Record company executives say there are three kinds of music fans. There are those who buy music, and those who get a kick out of never paying for it. And then there are those whom Rob Wells at Universal Music Group calls “dinner party pirates”: the vast majority of listeners, those who copy music illegally because it is more convenient than buying it.
After reading the whole article I am left with a few questions.
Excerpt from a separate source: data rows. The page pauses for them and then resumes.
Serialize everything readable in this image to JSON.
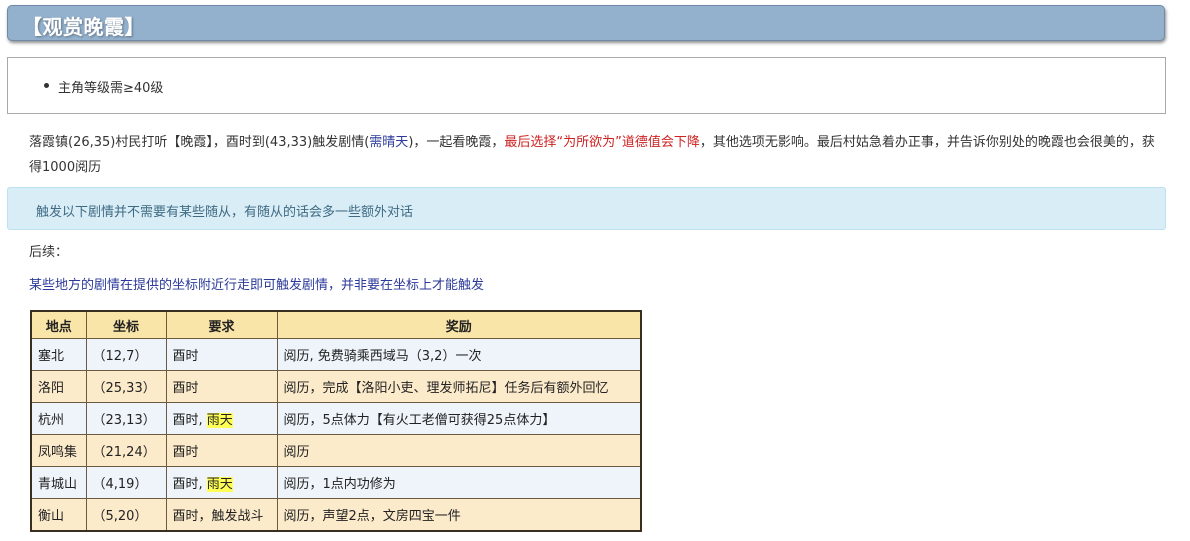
{
  "header": {
    "title": "【观赏晚霞】"
  },
  "requirements": {
    "items": [
      "主角等级需≥40级"
    ]
  },
  "description": {
    "part1": "落霞镇(26,35)村民打听【晚霞】，酉时到(43,33)触发剧情(",
    "weather": "需晴天",
    "part2": ")，一起看晚霞，",
    "warning": "最后选择“为所欲为”道德值会下降",
    "part3": "，其他选项无影响。最后村姑急着办正事，并告诉你别处的晚霞也会很美的，获得1000阅历"
  },
  "info": {
    "text": "触发以下剧情并不需要有某些随从，有随从的话会多一些额外对话"
  },
  "followup": {
    "label": "后续："
  },
  "note": {
    "text": "某些地方的剧情在提供的坐标附近行走即可触发剧情，并非要在坐标上才能触发"
  },
  "table": {
    "headers": [
      "地点",
      "坐标",
      "要求",
      "奖励"
    ],
    "rows": [
      {
        "place": "塞北",
        "coord": "（12,7）",
        "req": "酉时",
        "req_extra": "",
        "reward": "阅历, 免费骑乘西域马（3,2）一次"
      },
      {
        "place": "洛阳",
        "coord": "（25,33）",
        "req": "酉时",
        "req_extra": "",
        "reward": "阅历，完成【洛阳小吏、理发师拓尼】任务后有额外回忆"
      },
      {
        "place": "杭州",
        "coord": "（23,13）",
        "req": "酉时, ",
        "req_extra": "雨天",
        "reward": "阅历，5点体力【有火工老僧可获得25点体力】"
      },
      {
        "place": "凤鸣集",
        "coord": "（21,24）",
        "req": "酉时",
        "req_extra": "",
        "reward": "阅历"
      },
      {
        "place": "青城山",
        "coord": "（4,19）",
        "req": "酉时, ",
        "req_extra": "雨天",
        "reward": "阅历，1点内功修为"
      },
      {
        "place": "衡山",
        "coord": "（5,20）",
        "req": "酉时，触发战斗",
        "req_extra": "",
        "reward": "阅历，声望2点，文房四宝一件"
      }
    ]
  },
  "colors": {
    "title_bar": "#93b0cc",
    "info_bg": "#d9edf7",
    "table_header": "#fae5a8",
    "row_light": "#eef4fa",
    "row_warm": "#fcebcb",
    "warning_text": "#cc2222",
    "link_text": "#2b3a9a",
    "highlight": "#ffff55"
  }
}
Although the article talks mainly about the UK and European labels these questions relate to them too:
1. Who or what is the ‘Music Industry’ comprised of these days? [One answer would be out-of-touch major label record executives but please jump in with more.]
2. When can we see a whole host of data that points to a clear number of these ‘casual’ dinner party pirates before we create a whole new genre of music buccaneers that live only in the minds of these executives?
3. Why did these executives make it really difficult for the streaming startups to license music from their big labels if the labels thought that streaming was the answer to their problems?
4. Does this mean that the big labels have finally discovered that music fans don’t necessarily want to own music they just want access to it?
5. And finally, have they noticed that there has not exactly been a massive rush to streaming sites? The ones that survive are having a tough time of finding the right business model?
American major label executives may want to consider allowing Spotify into the country.
Related post: The End of the Music Album as Organizing Principle